• WHAT YOU HAVE TO DO:
The word to find is "subtitle". Copy each line of the material that contains it.
== Segment start ==
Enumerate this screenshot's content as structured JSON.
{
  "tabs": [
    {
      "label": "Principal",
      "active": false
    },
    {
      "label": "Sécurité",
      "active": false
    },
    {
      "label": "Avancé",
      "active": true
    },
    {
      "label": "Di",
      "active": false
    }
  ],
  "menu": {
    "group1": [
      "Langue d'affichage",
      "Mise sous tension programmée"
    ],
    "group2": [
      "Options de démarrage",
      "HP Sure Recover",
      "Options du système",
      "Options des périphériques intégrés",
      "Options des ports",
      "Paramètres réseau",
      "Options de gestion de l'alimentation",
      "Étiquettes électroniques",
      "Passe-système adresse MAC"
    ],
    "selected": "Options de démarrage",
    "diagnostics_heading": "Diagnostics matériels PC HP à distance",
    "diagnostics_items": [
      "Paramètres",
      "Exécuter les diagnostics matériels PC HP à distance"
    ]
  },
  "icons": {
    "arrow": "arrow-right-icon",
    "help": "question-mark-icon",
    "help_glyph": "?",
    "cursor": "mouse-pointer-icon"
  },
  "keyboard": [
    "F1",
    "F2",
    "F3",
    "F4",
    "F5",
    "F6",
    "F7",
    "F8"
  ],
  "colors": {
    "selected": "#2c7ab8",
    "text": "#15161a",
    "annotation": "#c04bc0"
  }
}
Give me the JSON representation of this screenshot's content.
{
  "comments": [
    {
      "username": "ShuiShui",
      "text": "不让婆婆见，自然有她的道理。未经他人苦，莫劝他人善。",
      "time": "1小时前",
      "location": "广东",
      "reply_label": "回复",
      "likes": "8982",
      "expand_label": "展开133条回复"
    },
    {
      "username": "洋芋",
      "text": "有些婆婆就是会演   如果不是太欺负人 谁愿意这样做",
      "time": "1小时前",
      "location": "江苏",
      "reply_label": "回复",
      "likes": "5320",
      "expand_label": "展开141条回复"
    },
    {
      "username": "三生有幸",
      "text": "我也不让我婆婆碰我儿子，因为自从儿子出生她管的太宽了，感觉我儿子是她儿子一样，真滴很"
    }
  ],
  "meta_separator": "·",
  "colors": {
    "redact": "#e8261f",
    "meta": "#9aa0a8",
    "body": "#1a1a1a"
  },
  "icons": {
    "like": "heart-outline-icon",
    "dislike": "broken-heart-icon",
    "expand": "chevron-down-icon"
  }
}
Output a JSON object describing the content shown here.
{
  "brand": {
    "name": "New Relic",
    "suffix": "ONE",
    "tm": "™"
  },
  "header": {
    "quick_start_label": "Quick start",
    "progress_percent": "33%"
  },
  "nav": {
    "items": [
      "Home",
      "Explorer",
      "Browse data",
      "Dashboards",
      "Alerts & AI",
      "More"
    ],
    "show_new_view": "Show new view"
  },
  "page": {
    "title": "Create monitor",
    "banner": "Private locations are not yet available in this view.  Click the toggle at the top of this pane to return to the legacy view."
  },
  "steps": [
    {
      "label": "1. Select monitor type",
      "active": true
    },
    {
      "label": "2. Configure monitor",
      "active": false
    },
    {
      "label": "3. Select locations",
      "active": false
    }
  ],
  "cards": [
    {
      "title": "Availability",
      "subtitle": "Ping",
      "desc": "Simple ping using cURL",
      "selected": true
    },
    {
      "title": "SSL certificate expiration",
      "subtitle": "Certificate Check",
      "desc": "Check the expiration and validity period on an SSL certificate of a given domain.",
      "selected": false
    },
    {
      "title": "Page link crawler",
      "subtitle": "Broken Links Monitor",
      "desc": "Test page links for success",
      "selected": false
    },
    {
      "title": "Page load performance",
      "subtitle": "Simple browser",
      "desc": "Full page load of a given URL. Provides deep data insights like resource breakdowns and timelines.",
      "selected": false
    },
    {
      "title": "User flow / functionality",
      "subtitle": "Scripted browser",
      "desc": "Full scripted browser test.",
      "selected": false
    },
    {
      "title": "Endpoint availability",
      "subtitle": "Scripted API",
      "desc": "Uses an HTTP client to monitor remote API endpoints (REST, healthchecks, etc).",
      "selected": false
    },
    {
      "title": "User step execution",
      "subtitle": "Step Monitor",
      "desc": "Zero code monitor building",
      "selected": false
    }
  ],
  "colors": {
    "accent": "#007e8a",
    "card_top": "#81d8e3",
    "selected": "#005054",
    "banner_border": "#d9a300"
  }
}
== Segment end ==
• ANSWER BOX:
      "subtitle": "Ping",
      "subtitle": "Certificate Check",
      "subtitle": "Broken Links Monitor",
      "subtitle": "Simple browser",
      "subtitle": "Scripted browser",
      "subtitle": "Scripted API",
      "subtitle": "Step Monitor",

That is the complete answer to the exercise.